**YOUR INSTRUCTIONS:** When the word "their" appears in a line of the data below, list that line.

**DATA FOR THIS EXERCISE:**
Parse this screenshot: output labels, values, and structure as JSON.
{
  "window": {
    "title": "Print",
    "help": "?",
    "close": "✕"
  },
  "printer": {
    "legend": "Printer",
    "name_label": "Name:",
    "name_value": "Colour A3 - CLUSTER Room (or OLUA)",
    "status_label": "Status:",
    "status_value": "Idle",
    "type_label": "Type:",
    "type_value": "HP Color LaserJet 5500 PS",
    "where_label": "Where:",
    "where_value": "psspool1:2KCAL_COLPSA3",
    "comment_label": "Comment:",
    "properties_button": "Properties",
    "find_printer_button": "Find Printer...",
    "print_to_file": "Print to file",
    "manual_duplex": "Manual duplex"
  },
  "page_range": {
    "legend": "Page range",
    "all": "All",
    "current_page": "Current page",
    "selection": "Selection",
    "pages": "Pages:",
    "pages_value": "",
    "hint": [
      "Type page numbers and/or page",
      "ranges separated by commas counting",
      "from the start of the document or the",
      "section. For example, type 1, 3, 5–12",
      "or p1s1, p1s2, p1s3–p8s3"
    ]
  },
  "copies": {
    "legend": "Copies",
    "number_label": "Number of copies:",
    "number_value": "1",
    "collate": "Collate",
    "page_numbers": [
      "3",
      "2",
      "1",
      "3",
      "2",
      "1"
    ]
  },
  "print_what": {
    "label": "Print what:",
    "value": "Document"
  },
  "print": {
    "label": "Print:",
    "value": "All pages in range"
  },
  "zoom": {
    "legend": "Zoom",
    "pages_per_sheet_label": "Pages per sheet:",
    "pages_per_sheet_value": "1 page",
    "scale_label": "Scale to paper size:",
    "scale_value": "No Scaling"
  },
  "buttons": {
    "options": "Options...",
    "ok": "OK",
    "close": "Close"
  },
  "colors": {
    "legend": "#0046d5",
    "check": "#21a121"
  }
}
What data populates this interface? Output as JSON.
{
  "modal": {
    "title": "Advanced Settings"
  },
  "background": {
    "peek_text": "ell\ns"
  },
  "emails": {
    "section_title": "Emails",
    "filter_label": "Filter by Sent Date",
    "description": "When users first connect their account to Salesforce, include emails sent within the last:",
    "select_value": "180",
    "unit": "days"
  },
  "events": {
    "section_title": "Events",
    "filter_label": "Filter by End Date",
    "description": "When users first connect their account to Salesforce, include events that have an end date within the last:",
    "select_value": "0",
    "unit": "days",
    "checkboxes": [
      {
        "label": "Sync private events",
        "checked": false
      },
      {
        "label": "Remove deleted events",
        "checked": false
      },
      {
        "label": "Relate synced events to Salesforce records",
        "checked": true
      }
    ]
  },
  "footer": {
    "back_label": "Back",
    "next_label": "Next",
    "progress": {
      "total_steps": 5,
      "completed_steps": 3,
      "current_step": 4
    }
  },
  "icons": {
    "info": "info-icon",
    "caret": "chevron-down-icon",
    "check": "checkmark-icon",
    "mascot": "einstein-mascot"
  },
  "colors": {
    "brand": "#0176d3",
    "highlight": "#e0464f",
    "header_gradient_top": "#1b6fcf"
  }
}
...
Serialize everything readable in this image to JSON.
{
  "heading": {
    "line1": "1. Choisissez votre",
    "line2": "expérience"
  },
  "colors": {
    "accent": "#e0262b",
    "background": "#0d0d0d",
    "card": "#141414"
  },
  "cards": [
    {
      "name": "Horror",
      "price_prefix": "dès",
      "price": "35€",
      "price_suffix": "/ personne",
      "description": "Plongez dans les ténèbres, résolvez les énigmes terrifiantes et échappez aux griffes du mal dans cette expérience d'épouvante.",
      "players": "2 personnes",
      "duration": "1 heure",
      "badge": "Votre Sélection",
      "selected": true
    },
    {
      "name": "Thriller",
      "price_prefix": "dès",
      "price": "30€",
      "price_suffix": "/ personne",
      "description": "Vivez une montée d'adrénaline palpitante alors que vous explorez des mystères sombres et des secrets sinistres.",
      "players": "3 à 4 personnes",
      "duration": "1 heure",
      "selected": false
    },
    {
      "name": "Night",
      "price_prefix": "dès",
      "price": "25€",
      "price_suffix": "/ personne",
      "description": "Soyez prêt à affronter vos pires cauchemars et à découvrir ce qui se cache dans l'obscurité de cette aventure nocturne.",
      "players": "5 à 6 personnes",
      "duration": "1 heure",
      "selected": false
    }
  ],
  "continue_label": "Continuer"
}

**WRITTEN RESPONSE:**
    "description": "When users first connect their account to Salesforce, include emails sent within the last:",
    "description": "When users first connect their account to Salesforce, include events that have an end date within the last:",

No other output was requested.